**WORK REQUIRED**
Pick out all lines of the entries that include the word "prompt" and copy them.

**MATERIAL FOR THE TASK**
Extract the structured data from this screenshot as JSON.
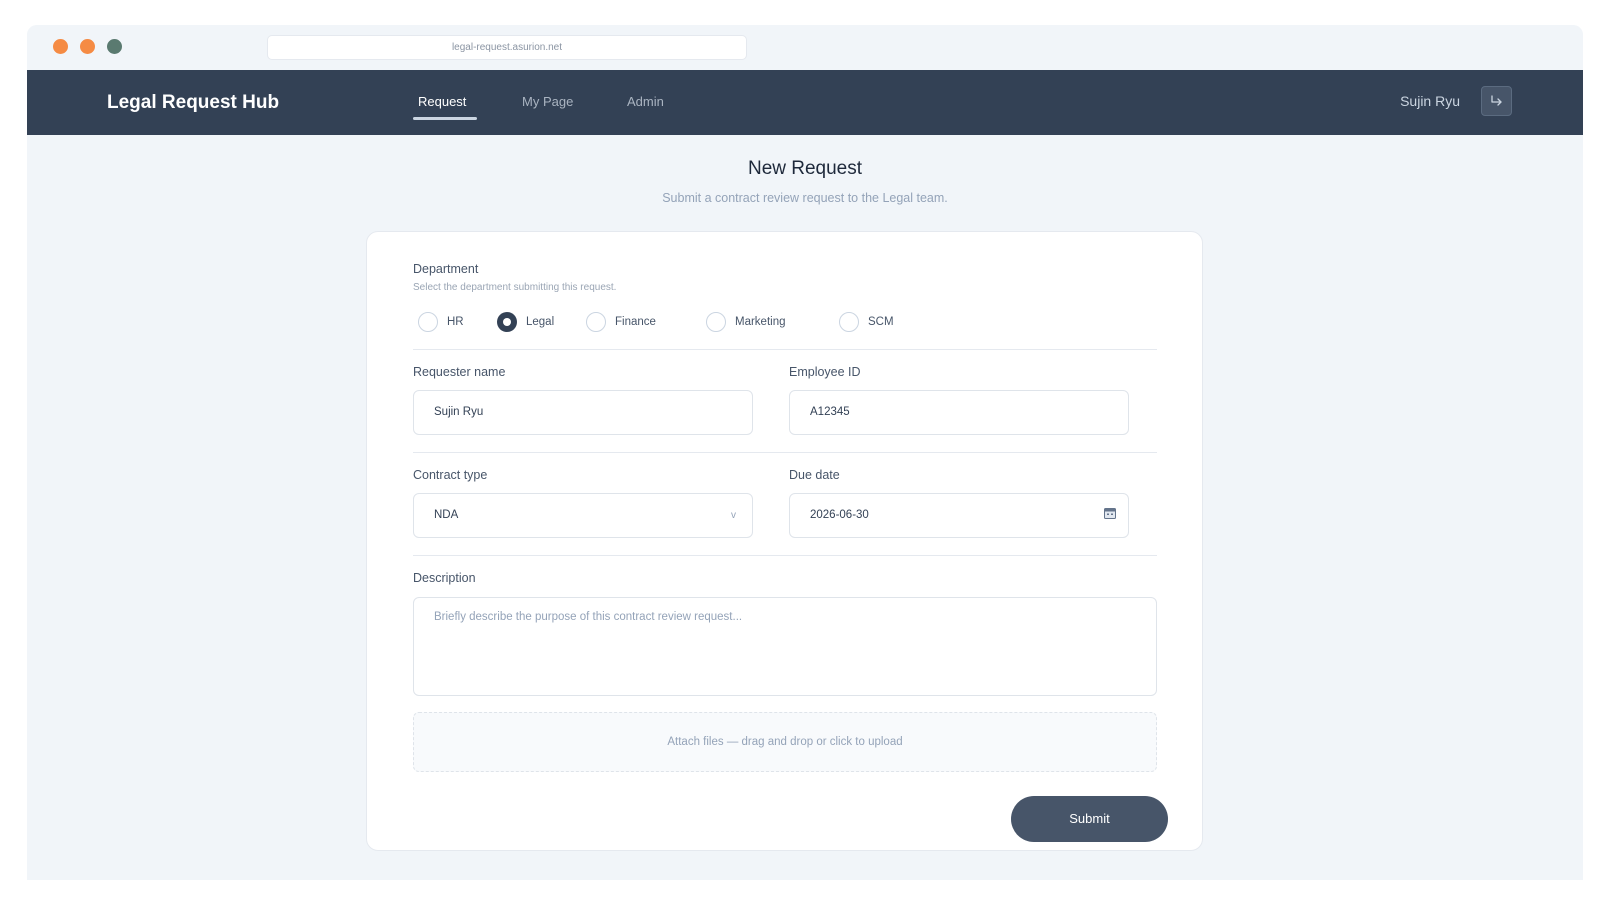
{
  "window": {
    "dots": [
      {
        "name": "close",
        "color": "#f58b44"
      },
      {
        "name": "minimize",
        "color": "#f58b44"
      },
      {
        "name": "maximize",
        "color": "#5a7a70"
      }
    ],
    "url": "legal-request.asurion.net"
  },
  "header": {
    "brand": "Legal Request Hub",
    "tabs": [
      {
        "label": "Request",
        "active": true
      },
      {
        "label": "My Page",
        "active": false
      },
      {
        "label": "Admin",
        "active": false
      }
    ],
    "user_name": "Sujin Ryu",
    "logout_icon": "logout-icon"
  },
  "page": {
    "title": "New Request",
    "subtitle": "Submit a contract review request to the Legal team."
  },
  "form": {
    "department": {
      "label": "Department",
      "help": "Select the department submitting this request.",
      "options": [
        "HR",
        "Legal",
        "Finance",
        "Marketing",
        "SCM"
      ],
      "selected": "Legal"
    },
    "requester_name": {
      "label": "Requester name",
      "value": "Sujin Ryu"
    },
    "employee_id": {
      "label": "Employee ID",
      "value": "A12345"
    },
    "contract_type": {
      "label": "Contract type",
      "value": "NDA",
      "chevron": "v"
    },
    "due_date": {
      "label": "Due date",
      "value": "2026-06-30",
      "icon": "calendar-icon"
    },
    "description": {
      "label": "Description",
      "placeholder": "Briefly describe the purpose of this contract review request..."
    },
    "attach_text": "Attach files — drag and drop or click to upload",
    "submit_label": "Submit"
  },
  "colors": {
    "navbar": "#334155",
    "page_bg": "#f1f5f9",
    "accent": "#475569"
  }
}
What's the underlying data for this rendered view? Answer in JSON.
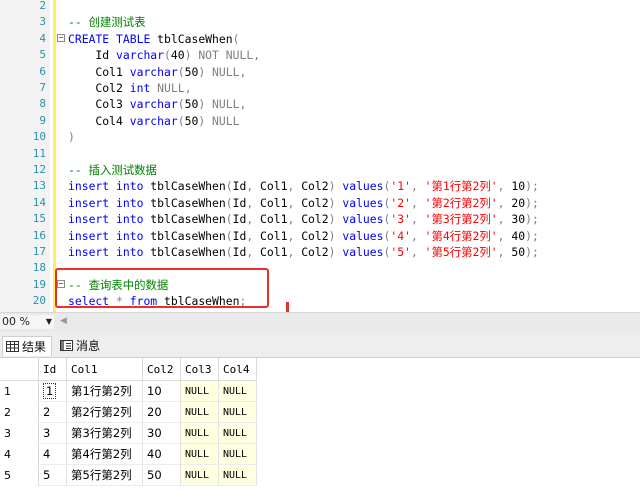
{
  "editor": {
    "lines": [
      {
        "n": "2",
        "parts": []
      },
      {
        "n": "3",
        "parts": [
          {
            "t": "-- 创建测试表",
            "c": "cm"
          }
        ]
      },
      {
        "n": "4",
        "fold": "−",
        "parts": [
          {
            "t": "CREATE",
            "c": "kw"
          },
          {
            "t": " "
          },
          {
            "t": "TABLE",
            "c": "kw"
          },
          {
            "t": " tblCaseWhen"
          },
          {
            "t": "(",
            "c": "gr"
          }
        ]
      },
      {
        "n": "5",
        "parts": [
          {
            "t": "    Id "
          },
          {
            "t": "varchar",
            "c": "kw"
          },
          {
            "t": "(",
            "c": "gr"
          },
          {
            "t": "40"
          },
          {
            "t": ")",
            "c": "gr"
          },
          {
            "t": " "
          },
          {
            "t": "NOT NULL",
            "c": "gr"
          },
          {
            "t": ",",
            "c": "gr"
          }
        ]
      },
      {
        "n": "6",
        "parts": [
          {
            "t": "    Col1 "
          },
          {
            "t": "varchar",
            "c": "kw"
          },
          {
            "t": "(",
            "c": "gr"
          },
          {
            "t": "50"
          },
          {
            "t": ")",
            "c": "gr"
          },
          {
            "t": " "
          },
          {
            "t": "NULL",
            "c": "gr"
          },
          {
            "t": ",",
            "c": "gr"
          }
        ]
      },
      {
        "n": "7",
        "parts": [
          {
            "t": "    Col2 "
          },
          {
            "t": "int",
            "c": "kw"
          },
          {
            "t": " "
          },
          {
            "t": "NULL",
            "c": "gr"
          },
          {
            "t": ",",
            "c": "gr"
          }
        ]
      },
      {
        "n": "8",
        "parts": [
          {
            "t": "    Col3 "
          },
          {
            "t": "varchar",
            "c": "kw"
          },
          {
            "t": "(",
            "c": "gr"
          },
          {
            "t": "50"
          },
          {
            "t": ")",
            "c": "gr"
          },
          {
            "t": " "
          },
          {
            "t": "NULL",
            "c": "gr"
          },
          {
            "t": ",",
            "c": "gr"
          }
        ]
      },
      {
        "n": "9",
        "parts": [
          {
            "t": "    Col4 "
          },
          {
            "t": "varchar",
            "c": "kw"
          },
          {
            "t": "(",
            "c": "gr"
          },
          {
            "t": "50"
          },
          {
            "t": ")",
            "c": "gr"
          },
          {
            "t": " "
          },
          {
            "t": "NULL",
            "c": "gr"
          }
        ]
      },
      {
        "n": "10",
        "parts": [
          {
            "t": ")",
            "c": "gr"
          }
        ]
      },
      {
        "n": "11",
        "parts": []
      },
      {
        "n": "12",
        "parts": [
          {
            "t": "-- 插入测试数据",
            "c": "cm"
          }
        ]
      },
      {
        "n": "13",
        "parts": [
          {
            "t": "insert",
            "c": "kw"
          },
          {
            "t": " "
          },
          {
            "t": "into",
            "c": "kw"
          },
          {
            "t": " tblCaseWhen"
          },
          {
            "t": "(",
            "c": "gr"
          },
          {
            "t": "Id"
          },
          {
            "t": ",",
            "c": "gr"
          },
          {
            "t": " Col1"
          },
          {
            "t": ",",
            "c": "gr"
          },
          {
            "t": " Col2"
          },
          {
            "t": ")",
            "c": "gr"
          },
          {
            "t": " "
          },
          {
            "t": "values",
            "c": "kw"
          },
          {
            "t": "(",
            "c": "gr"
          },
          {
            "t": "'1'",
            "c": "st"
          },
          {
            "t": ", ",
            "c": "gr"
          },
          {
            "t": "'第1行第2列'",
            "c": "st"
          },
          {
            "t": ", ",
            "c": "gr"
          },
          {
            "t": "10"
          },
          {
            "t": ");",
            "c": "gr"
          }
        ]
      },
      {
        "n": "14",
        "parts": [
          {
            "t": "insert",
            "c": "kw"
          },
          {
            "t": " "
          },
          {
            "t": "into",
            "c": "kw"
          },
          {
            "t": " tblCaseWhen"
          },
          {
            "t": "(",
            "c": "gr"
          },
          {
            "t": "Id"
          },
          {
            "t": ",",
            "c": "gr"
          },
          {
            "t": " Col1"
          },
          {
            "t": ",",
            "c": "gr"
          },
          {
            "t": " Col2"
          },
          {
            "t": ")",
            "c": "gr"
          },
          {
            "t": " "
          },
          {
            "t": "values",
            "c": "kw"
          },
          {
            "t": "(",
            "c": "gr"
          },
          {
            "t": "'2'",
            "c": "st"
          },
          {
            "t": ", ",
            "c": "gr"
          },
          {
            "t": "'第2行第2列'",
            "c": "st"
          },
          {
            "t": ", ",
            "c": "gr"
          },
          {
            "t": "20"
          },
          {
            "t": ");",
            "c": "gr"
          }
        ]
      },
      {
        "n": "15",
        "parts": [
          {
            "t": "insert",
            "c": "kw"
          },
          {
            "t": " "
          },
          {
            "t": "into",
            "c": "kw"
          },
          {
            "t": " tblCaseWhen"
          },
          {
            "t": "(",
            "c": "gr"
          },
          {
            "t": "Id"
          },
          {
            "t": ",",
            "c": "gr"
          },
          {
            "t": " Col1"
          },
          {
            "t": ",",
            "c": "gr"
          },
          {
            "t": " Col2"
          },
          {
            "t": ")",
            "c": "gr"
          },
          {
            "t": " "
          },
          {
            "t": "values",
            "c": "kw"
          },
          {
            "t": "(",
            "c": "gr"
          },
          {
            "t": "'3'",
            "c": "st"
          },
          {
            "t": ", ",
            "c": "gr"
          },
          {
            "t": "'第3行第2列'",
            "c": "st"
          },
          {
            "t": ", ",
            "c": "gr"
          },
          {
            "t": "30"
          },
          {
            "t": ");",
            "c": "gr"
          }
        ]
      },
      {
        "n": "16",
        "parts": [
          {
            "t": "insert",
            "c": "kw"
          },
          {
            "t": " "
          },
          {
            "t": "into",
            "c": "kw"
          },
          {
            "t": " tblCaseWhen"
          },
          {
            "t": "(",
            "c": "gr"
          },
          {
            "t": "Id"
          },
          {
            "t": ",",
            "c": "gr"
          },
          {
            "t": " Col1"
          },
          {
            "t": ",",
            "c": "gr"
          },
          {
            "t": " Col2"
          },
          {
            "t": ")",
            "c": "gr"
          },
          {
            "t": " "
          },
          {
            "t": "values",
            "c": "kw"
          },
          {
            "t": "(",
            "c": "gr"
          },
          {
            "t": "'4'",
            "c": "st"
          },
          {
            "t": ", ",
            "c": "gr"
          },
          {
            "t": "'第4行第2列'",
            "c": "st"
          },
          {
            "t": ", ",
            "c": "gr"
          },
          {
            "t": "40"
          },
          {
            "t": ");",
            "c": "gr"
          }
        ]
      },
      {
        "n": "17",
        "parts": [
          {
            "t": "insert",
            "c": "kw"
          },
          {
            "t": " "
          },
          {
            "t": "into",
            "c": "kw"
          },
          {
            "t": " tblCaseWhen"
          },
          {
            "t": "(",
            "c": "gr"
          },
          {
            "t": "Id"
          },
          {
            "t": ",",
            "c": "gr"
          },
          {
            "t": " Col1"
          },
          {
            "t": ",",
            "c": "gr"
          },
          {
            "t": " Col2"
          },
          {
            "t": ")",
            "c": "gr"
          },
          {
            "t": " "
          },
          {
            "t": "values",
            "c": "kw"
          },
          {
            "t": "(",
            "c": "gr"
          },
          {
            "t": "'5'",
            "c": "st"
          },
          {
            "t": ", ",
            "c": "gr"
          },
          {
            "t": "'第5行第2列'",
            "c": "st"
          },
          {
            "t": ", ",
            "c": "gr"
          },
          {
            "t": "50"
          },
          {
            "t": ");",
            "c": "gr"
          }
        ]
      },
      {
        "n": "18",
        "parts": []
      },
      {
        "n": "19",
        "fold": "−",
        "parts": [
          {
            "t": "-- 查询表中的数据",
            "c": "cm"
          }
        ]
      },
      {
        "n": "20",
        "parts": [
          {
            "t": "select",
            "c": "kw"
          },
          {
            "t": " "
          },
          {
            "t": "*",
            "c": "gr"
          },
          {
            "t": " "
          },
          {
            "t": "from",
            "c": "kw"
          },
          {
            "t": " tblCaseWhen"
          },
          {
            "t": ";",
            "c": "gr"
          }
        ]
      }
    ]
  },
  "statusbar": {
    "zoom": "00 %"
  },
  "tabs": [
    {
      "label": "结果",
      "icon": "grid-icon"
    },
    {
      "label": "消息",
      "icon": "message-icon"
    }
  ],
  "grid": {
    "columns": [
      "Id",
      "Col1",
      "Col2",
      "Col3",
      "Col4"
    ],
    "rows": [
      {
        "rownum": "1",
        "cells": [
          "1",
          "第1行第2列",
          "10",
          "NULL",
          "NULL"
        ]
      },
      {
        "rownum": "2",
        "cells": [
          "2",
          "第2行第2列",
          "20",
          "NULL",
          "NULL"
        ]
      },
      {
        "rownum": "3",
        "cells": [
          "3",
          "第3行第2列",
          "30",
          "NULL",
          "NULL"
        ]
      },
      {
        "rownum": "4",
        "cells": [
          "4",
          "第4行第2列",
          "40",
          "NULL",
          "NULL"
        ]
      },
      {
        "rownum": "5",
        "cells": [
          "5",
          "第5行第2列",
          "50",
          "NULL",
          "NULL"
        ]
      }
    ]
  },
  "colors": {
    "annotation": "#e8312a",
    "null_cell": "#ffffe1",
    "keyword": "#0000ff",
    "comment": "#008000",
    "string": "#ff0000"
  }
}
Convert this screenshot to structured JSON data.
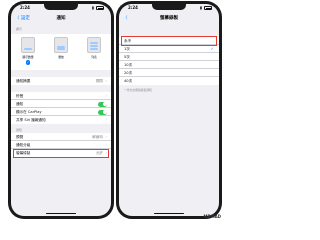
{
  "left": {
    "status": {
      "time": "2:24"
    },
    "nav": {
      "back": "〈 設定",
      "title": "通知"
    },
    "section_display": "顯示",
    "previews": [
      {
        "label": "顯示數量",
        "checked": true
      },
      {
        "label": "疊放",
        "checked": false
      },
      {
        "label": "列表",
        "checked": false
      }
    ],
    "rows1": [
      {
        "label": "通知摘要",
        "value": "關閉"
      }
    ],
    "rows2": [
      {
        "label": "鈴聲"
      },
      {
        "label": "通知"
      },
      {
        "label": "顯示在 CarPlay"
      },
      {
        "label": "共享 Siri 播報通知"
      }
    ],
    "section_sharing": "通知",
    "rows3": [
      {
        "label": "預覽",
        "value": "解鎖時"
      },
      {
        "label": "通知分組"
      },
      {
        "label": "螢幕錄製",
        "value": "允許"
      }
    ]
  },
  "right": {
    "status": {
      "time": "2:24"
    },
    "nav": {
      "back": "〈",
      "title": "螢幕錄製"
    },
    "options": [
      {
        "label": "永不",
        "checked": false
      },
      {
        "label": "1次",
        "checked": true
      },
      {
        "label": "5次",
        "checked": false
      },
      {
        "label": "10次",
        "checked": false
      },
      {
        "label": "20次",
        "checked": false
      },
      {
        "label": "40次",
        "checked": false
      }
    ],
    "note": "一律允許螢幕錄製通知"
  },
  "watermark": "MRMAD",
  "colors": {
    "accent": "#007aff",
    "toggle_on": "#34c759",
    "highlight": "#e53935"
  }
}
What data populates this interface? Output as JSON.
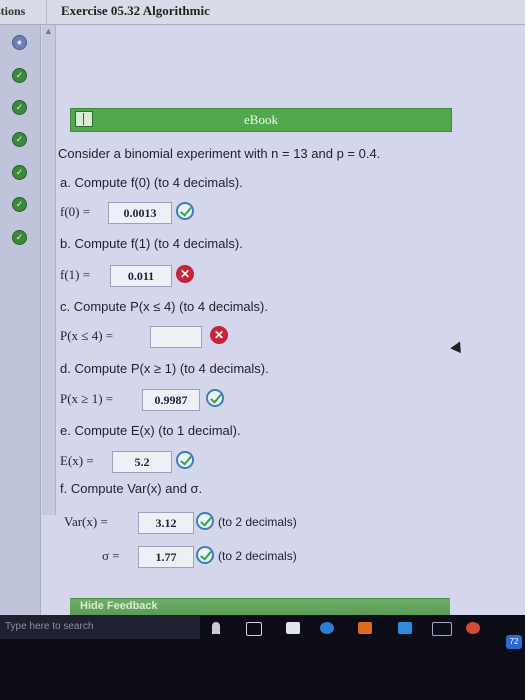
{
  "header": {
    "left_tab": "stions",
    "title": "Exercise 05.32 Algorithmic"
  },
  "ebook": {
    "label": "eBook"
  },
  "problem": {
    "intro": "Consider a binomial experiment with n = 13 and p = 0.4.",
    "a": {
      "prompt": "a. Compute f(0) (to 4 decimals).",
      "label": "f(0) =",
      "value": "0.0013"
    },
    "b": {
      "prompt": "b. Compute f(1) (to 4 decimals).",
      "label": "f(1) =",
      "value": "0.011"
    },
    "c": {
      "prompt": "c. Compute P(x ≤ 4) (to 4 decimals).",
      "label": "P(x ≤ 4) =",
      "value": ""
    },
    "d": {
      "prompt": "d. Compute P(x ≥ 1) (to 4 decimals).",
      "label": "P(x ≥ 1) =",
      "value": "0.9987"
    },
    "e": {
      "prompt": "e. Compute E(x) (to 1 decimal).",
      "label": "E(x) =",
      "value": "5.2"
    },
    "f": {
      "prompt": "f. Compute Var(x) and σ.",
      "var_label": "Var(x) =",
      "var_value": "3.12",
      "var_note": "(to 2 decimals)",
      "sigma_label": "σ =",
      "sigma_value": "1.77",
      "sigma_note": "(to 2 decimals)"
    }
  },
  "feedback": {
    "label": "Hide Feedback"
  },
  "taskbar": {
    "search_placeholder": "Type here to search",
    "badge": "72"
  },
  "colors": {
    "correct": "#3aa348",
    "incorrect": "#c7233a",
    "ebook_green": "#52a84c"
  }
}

**TASK OUTPUT**
      "prompt": "a. Compute f(0) (to 4 decimals).",
      "prompt": "b. Compute f(1) (to 4 decimals).",
      "prompt": "c. Compute P(x ≤ 4) (to 4 decimals).",
      "prompt": "d. Compute P(x ≥ 1) (to 4 decimals).",
      "prompt": "e. Compute E(x) (to 1 decimal).",
      "prompt": "f. Compute Var(x) and σ.",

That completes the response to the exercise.